Nuclear Safety in the United States

Jonathan Mak
March 17, 2017

Submitted as coursework for PH241, Stanford University, Winter 2017


Fig. 1: A sign commemorates the tragedy of the Three Mile Island incident. (Source: Wikimedia Commons)

In the apparent rise of nuclear energy, weapons, and technology, there needs to be some sort of governing body to prevent and assess risk. Actions need to be taken in order to mitigate damage, considering the large impact that damage could happen. Simply examining all the nuclear incidents in the past have been enough to warrant a body that oversees all actions. Today, the Nuclear Regulatory Commission regulates all nuclear plants and materials outside of those already under government control.

Early Beginnings

The need for a governing body began after the devastating Three Mile Island accident. This incident was a partial nuclear meltdown that occurred in 1979 (see Fig. 1), caused by initial mechanical failure. After the incident, the growing concerns about nuclear power became overwhelming, nothing the catastrophical amounts of radioactive elements released into the environment. $1 billion later and years of cleanup eventually helped reduce the collateral damage, but the political influence of nuclear power had already been shaken. Anti-nuclear movements sparked across the country, and ultimately, culminated in the creation of the Nuclear Regulatory Commission (NRC).

Modern Duties

Today, the NRC utilizes the Department of Energy's Probabilistic Risk Assessment in order to examine guidelines and prerequisites to building and during inspection. These are outlined by four main components, and include facility structure and operating states, internal events and hazards, external events and hazards, and accident phenomena. All of these four states must be up to a certain standard for the power plant to continue operation. All of these numbers are then calculated into a final judgment to provide insight into the strengths and weaknesses of operation and design of the power plant. [1]

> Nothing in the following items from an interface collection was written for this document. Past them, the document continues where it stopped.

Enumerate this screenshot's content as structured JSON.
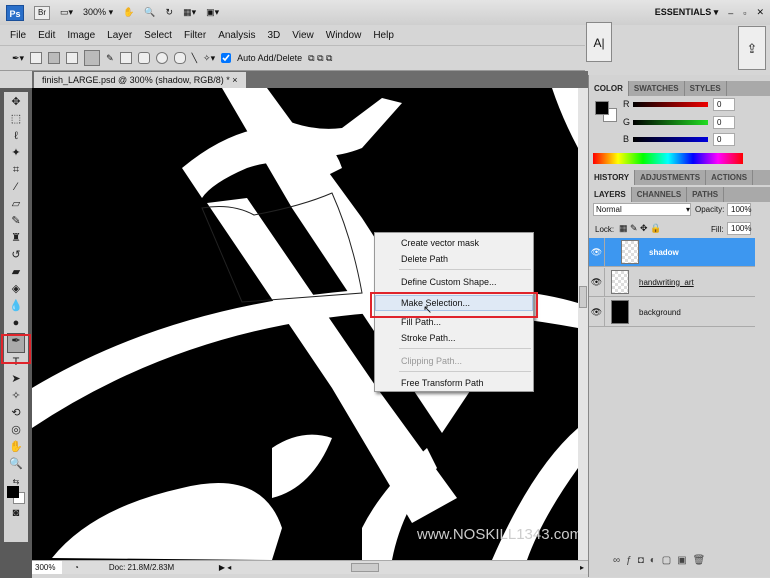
{
  "appbar": {
    "ps": "Ps",
    "br": "Br",
    "zoom": "300%",
    "workspace": "ESSENTIALS"
  },
  "menu": [
    "File",
    "Edit",
    "Image",
    "Layer",
    "Select",
    "Filter",
    "Analysis",
    "3D",
    "View",
    "Window",
    "Help"
  ],
  "options": {
    "auto_add_delete": "Auto Add/Delete",
    "checked": true
  },
  "document": {
    "tab": "finish_LARGE.psd @ 300% (shadow, RGB/8) *",
    "close": "×",
    "watermark": "www.NOSKILL1343.com"
  },
  "context_menu": {
    "items": [
      {
        "label": "Create vector mask",
        "enabled": true
      },
      {
        "label": "Delete Path",
        "enabled": true
      },
      {
        "label": "Define Custom Shape...",
        "enabled": true
      },
      {
        "label": "Make Selection...",
        "enabled": true,
        "highlighted": true
      },
      {
        "label": "Fill Path...",
        "enabled": true
      },
      {
        "label": "Stroke Path...",
        "enabled": true
      },
      {
        "label": "Clipping Path...",
        "enabled": false
      },
      {
        "label": "Free Transform Path",
        "enabled": true
      }
    ]
  },
  "status": {
    "zoom": "300%",
    "doc": "Doc: 21.8M/2.83M"
  },
  "color_panel": {
    "tabs": [
      "COLOR",
      "SWATCHES",
      "STYLES"
    ],
    "r": "0",
    "g": "0",
    "b": "0",
    "labels": [
      "R",
      "G",
      "B"
    ]
  },
  "history_tabs": [
    "HISTORY",
    "ADJUSTMENTS",
    "ACTIONS"
  ],
  "layers_panel": {
    "tabs": [
      "LAYERS",
      "CHANNELS",
      "PATHS"
    ],
    "blend": "Normal",
    "opacity_label": "Opacity:",
    "opacity": "100%",
    "lock_label": "Lock:",
    "fill_label": "Fill:",
    "fill": "100%",
    "layers": [
      {
        "name": "shadow",
        "selected": true
      },
      {
        "name": "handwriting_art",
        "selected": false
      },
      {
        "name": "background",
        "selected": false
      }
    ]
  },
  "colors": {
    "highlight": "#3d97f0",
    "annotation": "#e0242b"
  }
}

Once the risk has been established, the NRC uses certain standards to determine whether to continue operation of the plant. Through the International Atomic Energy Agency's Risk Management techniques, the NRC then utilizes strategies inside the guide which often help identify pivotal risks and how to reduce them. All of the potential risks of the power plant are then taken care in order of severity and follow ups are made in order to ensure the risks continue to meet standards. [2]

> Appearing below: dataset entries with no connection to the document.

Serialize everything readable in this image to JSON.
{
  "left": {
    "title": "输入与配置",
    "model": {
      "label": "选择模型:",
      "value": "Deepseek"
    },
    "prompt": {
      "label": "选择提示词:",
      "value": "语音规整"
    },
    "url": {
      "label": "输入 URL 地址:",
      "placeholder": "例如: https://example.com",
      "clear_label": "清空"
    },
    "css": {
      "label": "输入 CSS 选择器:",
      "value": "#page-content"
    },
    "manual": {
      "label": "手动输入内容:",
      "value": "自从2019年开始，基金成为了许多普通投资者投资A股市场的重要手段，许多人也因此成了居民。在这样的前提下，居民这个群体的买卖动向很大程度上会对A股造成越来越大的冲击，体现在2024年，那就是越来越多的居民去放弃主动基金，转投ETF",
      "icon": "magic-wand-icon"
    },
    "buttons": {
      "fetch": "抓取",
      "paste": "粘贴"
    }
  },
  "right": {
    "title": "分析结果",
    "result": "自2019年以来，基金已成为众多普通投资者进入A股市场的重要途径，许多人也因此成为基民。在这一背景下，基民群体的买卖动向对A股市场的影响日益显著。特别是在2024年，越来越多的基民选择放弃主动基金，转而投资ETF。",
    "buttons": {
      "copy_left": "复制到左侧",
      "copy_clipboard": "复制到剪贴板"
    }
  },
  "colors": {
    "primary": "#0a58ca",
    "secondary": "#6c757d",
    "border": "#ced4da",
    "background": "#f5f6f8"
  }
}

The NRC has also established a classification scale to ensure consistency and reliability in emergencies. The lowest level is the unusual event, which means a small problem has occurred. At this level, however, all officials "up to the federal level" are notified but there is no probably release of radioactive material. A regular alert is the next level up, and assumes small emittance. A Site area emergency is the classification of a likely major failure, but waste is not expected to go above levels established by the Environmental Protection Agency. The highest level of alert is the General Emergency, which means there is a serious problem, most likely substantial core damage or reactor fuel melting. This assumes that there is a breach of containment.

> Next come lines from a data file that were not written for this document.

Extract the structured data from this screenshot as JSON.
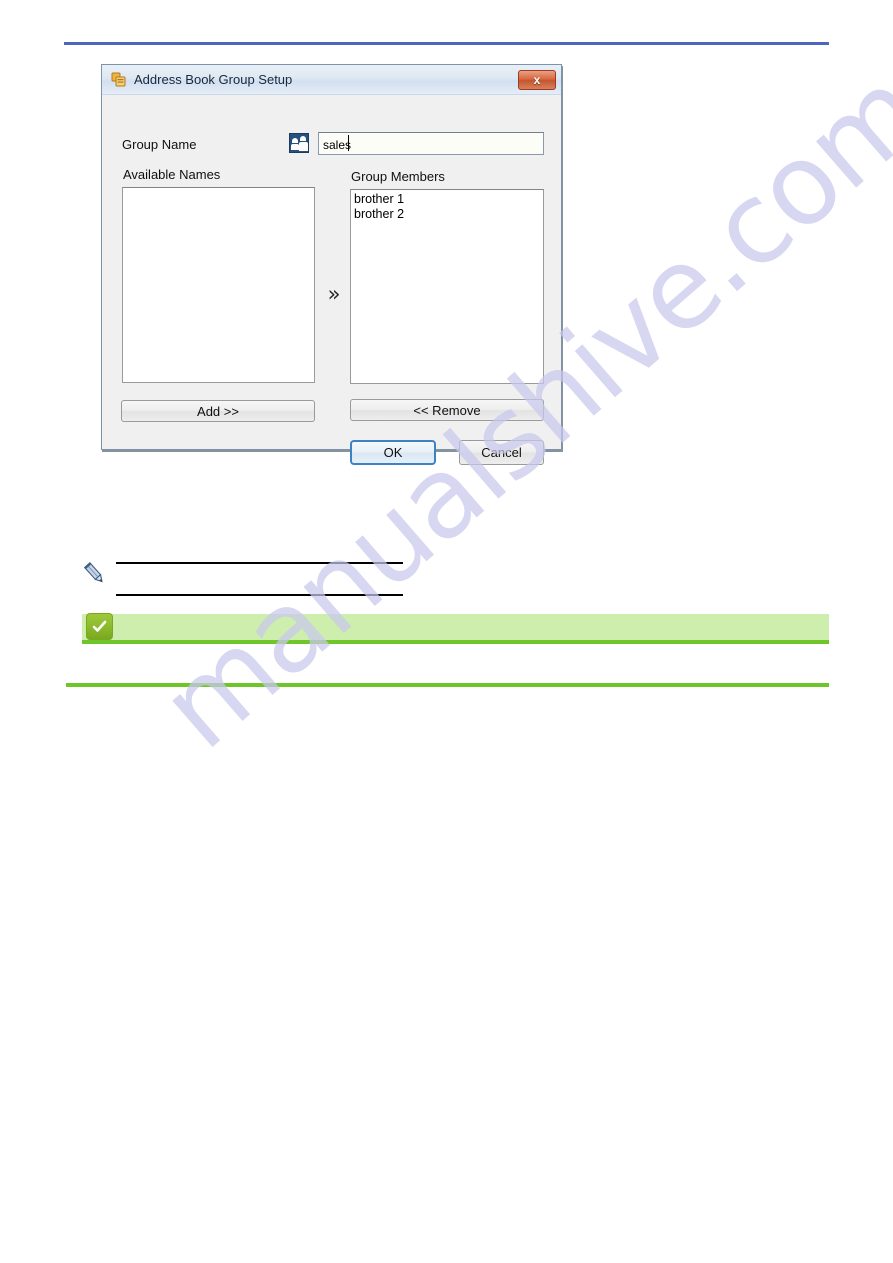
{
  "page": {
    "watermark_text": "manualshive.com",
    "top_rule_color": "#4f66c0",
    "accent_green": "#6fc62b",
    "band_green": "#cdeeac"
  },
  "dialog": {
    "title": "Address Book Group Setup",
    "title_icon": "address-book-icon",
    "close_label": "x",
    "group_name_label": "Group Name",
    "group_icon": "group-contacts-icon",
    "group_name_value": "sales",
    "group_name_placeholder": "",
    "available_names_label": "Available Names",
    "group_members_label": "Group Members",
    "available_names": [],
    "group_members": [
      "brother 1",
      "brother 2"
    ],
    "transfer_glyph": "»",
    "add_label": "Add >>",
    "remove_label": "<< Remove",
    "ok_label": "OK",
    "cancel_label": "Cancel"
  },
  "note": {
    "icon": "pencil-icon",
    "text": ""
  },
  "tip": {
    "icon": "green-check-icon",
    "text": ""
  }
}
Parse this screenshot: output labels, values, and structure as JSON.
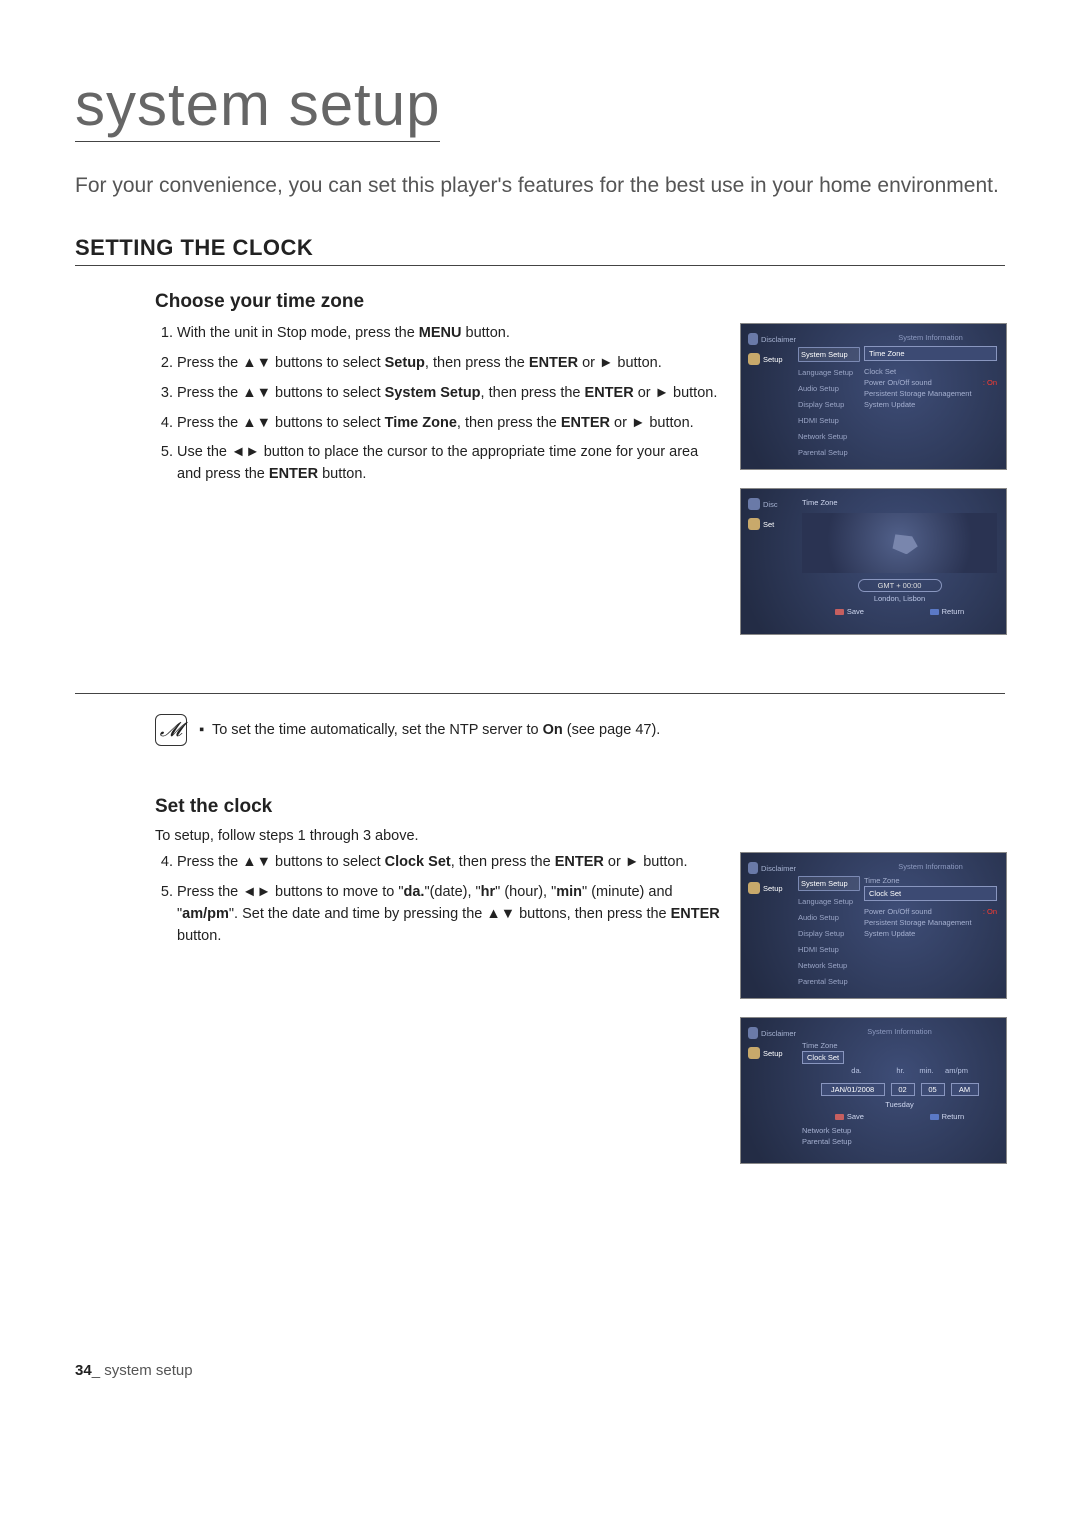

After the concerns of nuclear safety and power fully crystallized, the US Government knew they had to take action. They finally established the NRC, which is still active today. While historically it has been seen to be lazy and useless, recent actions taken after the Fukushima incident have proven otherwise. [3] The NRC continues to be a valuable independent agency with the aim of prioritizing public health and safety with everything related to nuclear energy through risk assessment and management and danger classifications. As the NRC continues to improve their risk assessment standards and qualifications, it will be exciting what new developments await as nuclear energy continues to propel itself into a higher spot of reliance for sustainable, clean energy. [4]

© Jonathan Mak. The author grants permission to copy, distribute and display this work in unaltered form, with attribution to the author, for noncommercial purposes only. All other rights, including commercial rights, are reserved to the author.


[1] R. P. Carlisle, "Probabilistic Risk Assessment in Nuclear Reactors: Engineering Success, Public Relations Failure," Technol. Cult. 38, 920 (1997).

[2] "Risk Management: A Tool for Improving Nuclear Power Plant Performance," International Atomic Energy Agency, IAEA-TECDOC-1209, April 2001.

[3] R. Stineman, "Nuclear Regulatory Commission," Physics 214, Stanford University, Winter 2015.

[4] D. Al-Alami, "Nuclear Risk Assessment and Safety," Physics 241, Stanford University, Winter 2015.